Originally Posted by PauliePeanuts
Thanks man, plus you got a lot more patience than Darth Vader, He would have choked me out with mind control back a few dozen pages ago.. Do you think i should be doing a different kind of overclock, or don't fix whats not broken? Not sure what the advantages/disadvantages are of diff types of overclock methods. But if it all ends here, I am happy. You're the man... Now all thats left is a decent video card since mine really sucks lol.
I know you said you planned on leaving this forum.. Will you ever check in from time to time.. .. Was a cool experience to see how much you can increase the performance of a PC.. Glad I caught you on your way out, Not many people probably would have helped me so thoroughly.. so its greatly appreciated and it was cool learning something new.
Best regards and wishes.
That's entirely up to you to decide, what type of OC you would like to run, you're on option 1 now below, and there are basically two more (2 and 3):
1. Yours now is the offset that brings the CPU closer to max vcore and should've kept it running max by disabling C states (but you say it didn't happen - you still fluctuate between 1.6 - 4.5GHz). I am unaware of your voltage fluctuations at this point (min-max) which is what
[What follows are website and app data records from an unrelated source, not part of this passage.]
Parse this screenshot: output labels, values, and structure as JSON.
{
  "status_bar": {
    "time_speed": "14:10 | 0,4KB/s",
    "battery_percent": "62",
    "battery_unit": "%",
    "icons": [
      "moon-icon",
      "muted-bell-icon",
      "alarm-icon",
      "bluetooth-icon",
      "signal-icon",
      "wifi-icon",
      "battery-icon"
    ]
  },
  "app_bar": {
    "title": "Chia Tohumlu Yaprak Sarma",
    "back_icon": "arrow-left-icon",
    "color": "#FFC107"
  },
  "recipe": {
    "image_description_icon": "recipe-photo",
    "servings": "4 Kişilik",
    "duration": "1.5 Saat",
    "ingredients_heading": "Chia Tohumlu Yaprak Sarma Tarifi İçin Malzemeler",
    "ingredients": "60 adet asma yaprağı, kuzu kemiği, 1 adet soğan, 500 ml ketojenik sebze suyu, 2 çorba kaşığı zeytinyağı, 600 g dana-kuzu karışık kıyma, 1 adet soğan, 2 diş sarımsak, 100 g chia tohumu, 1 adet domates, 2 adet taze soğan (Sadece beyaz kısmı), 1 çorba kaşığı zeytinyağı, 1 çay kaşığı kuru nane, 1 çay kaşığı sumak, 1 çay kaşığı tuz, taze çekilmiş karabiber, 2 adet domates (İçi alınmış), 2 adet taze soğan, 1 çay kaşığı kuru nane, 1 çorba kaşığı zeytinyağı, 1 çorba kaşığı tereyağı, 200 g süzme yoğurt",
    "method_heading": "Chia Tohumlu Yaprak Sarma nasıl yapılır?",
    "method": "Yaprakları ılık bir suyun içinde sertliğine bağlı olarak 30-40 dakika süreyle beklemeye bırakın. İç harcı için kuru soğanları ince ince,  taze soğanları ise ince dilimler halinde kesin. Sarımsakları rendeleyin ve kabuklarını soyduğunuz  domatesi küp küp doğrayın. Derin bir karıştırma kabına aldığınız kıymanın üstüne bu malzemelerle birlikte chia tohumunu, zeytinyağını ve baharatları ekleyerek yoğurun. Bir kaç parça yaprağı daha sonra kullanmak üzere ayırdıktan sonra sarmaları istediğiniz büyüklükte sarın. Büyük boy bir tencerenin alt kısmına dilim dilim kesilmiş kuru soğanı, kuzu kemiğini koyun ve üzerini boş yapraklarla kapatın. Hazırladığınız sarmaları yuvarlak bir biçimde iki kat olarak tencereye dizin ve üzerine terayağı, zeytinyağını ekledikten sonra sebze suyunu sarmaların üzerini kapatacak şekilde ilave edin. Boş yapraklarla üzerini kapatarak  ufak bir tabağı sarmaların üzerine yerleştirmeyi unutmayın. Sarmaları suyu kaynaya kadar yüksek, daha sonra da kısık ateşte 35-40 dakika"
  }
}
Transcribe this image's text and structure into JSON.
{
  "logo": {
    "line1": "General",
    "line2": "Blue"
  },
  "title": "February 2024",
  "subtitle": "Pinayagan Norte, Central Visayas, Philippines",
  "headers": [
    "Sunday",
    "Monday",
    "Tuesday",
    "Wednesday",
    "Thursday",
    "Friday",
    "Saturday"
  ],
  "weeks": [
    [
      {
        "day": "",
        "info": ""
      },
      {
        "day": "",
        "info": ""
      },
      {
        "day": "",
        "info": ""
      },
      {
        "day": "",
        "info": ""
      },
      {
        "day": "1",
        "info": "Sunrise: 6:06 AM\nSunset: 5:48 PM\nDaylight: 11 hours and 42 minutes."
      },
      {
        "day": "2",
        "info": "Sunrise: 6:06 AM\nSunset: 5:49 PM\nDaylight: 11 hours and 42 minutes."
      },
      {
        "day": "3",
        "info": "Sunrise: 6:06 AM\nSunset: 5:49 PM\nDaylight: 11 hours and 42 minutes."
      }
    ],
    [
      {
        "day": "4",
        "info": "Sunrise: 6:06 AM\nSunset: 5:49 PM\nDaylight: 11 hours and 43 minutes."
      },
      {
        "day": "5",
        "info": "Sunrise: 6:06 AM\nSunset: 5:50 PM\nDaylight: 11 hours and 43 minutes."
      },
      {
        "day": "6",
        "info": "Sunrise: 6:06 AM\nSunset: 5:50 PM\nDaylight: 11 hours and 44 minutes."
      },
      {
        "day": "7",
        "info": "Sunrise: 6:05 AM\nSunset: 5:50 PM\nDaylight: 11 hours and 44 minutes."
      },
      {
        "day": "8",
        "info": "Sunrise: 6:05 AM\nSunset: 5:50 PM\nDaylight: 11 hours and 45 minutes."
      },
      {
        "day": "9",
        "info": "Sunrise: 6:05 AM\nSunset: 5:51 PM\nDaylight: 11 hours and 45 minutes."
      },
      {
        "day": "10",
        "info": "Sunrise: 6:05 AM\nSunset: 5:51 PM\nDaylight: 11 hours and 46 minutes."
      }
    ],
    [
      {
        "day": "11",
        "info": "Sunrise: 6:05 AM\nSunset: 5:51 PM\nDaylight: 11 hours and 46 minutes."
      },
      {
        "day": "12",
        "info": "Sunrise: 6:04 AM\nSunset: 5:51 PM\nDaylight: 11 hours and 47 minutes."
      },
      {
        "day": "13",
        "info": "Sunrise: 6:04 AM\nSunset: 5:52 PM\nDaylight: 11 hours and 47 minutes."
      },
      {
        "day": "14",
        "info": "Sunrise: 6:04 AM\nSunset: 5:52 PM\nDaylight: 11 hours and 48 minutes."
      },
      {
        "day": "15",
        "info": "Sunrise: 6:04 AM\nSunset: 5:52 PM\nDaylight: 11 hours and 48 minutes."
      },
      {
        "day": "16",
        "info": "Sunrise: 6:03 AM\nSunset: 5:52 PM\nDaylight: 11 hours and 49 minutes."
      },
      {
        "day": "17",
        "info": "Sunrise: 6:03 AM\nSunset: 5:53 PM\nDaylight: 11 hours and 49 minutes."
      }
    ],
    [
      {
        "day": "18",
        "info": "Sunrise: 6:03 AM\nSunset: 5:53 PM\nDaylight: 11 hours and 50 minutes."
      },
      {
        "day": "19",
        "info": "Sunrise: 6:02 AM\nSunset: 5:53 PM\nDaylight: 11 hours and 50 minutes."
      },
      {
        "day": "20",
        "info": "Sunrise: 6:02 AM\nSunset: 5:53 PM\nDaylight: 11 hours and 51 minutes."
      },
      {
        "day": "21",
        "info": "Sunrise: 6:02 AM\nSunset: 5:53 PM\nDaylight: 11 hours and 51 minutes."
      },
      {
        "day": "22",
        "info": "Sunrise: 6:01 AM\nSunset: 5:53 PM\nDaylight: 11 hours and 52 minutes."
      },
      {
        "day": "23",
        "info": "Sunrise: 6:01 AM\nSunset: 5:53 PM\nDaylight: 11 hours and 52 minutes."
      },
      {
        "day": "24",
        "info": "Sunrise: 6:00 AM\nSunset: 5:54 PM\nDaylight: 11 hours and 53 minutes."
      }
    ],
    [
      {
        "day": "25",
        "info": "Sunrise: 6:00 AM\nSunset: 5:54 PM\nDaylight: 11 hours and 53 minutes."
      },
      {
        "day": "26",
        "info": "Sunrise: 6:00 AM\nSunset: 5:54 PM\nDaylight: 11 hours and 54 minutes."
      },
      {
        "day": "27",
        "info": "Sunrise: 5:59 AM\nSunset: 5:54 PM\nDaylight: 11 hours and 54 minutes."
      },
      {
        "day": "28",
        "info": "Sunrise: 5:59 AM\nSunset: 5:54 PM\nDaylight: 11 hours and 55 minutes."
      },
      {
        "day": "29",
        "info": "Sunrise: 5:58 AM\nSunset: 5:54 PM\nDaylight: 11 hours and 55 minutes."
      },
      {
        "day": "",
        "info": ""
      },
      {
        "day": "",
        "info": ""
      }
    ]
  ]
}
asked, but both options with C states enabled and disabled are still viable, just different power-wise at least on paper
2. A smaller offset, but with some(!) Additional Turbo Voltage will shift from close-to-max approach that you run now, towards an approach that favors lower voltages in idle over longer period of time, and a boost from Additional Turbo Voltage (aTv) when the CPU is OCd and under stress (the aTv value depends on your CPU and will require tuning, just as we did before with offset). Voltage and temps wise you might see "longer" idles and therefore voltages and temps would keep lower longer than during shorter bursts of whatever work you load on your CPU - this means your CPU should theoretically keep lower temperatures in most scenarios, but the reality shows that this is valid for all the OC types - the difference will be minimum voltages (your CPU should also spend more time with lower voltage, hence longer lower temperatures). I find it to be a non-issue, since an Intel CPU can run long and happy on anything under 1.4v for very extended periods of time - under 1.3v it will last you an enormous amount of years, over 6 or even 10 I guess.
3. A fixed voltage OC will drive your CPU at the same voltage and usually at the same speed (say - 4.5GHz all the time with 1.28vcore all the time). Fixed voltage makes your CPU give you all the juice all the time. As you have seen from several videos, including the one from TechYesCity, he said that he actually usually runs fixed voltages. In my experience fixed voltages are a tiny bit lower than offset and max temperatures too. Say you get now 77c max, under fixed you might lower it to 75c. The CPU will last for long years too, maybe not 10, but 9 or 8 years more, without degrading with voltages that 3570k requires.
So, it's up to you. Give us your opinion (before I unsubscribe to this thread - but keep in mind that you can always tag me with @ before my nickname - like this
- and I'll get a notification, just don't promise I'll have time